>>>>

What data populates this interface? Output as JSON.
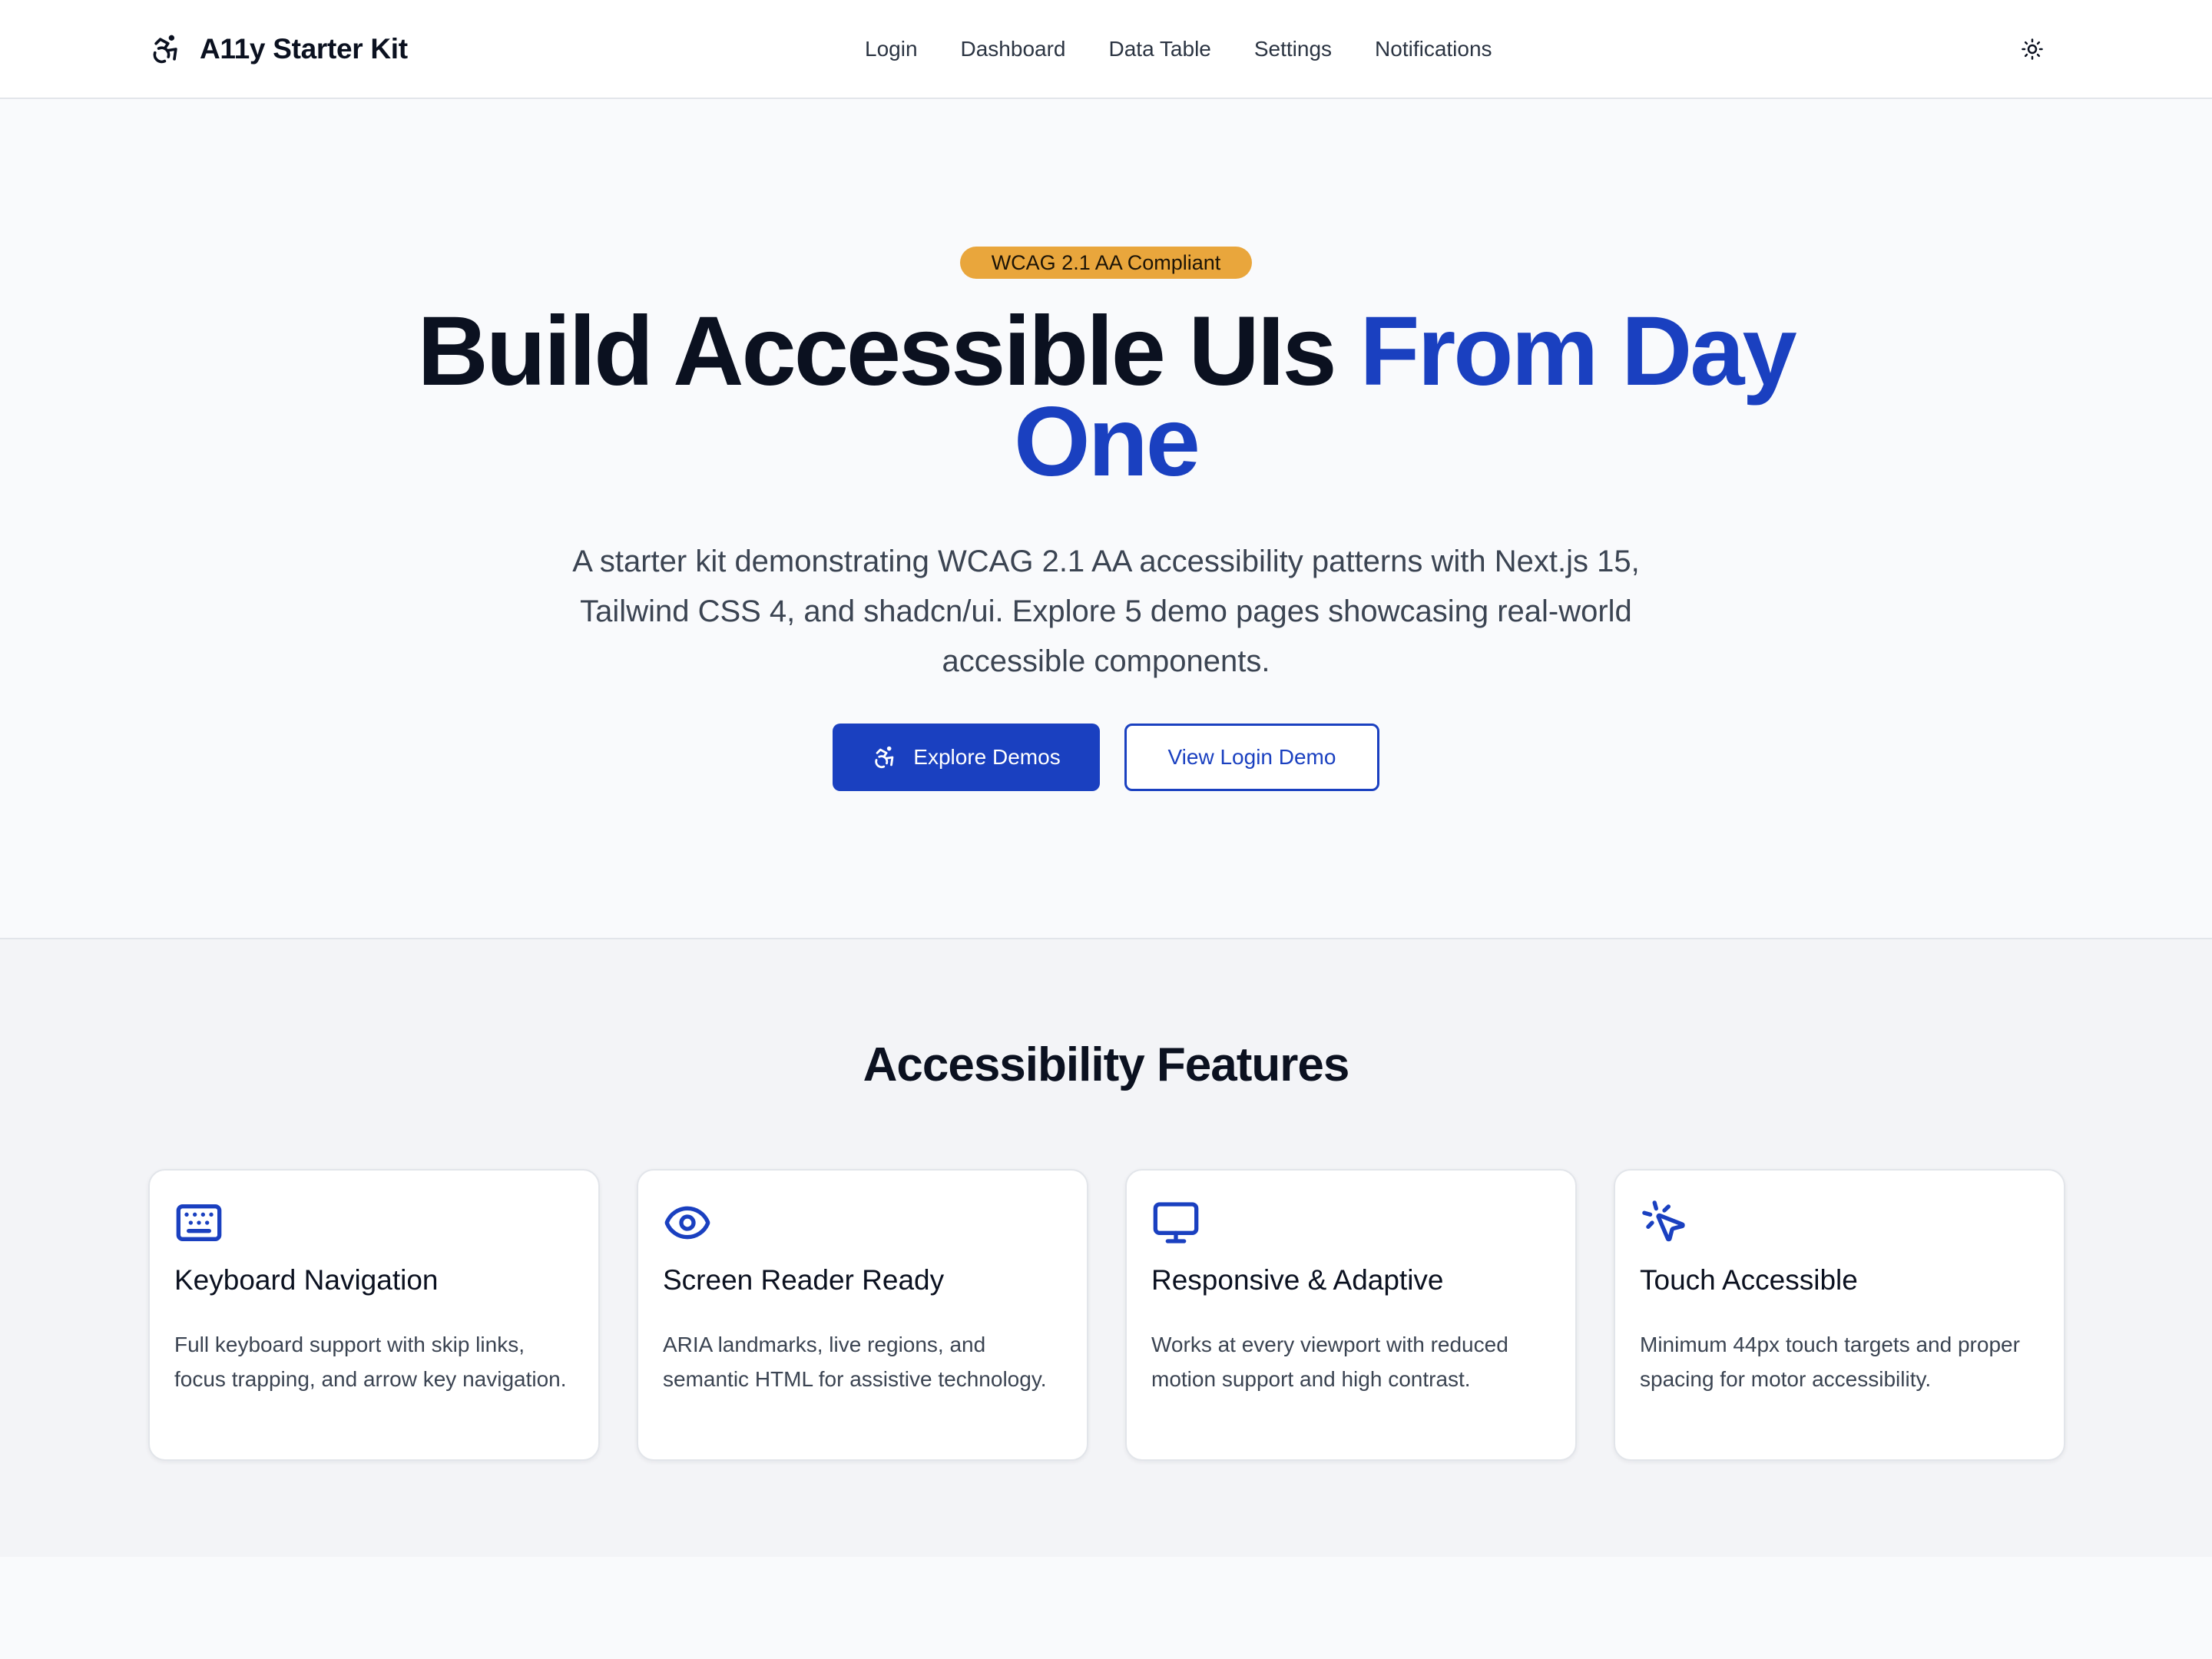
{
  "header": {
    "brand": "A11y Starter Kit",
    "nav": [
      "Login",
      "Dashboard",
      "Data Table",
      "Settings",
      "Notifications"
    ],
    "theme_icon": "sun-icon"
  },
  "hero": {
    "badge": "WCAG 2.1 AA Compliant",
    "title_plain": "Build Accessible UIs",
    "title_accent": "From Day One",
    "subtitle": "A starter kit demonstrating WCAG 2.1 AA accessibility patterns with Next.js 15, Tailwind CSS 4, and shadcn/ui. Explore 5 demo pages showcasing real-world accessible components.",
    "primary_button": "Explore Demos",
    "secondary_button": "View Login Demo"
  },
  "features": {
    "title": "Accessibility Features",
    "cards": [
      {
        "icon": "keyboard-icon",
        "title": "Keyboard Navigation",
        "description": "Full keyboard support with skip links, focus trapping, and arrow key navigation."
      },
      {
        "icon": "eye-icon",
        "title": "Screen Reader Ready",
        "description": "ARIA landmarks, live regions, and semantic HTML for assistive technology."
      },
      {
        "icon": "monitor-icon",
        "title": "Responsive & Adaptive",
        "description": "Works at every viewport with reduced motion support and high contrast."
      },
      {
        "icon": "pointer-click-icon",
        "title": "Touch Accessible",
        "description": "Minimum 44px touch targets and proper spacing for motor accessibility."
      }
    ]
  },
  "colors": {
    "primary": "#1a40c0",
    "badge": "#e9a63c",
    "text": "#0b1120",
    "muted_text": "#3b4452",
    "page_bg": "#f9fafc",
    "section_bg": "#f3f4f7"
  }
}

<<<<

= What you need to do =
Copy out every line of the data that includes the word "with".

= Solution to this exercise =
    "subtitle": "A starter kit demonstrating WCAG 2.1 AA accessibility patterns with Next.js 15, Tailwind CSS 4, and shadcn/ui. Explore 5 demo pages showcasing real-world accessible components.",
        "description": "Full keyboard support with skip links, focus trapping, and arrow key navigation."
        "description": "Works at every viewport with reduced motion support and high contrast."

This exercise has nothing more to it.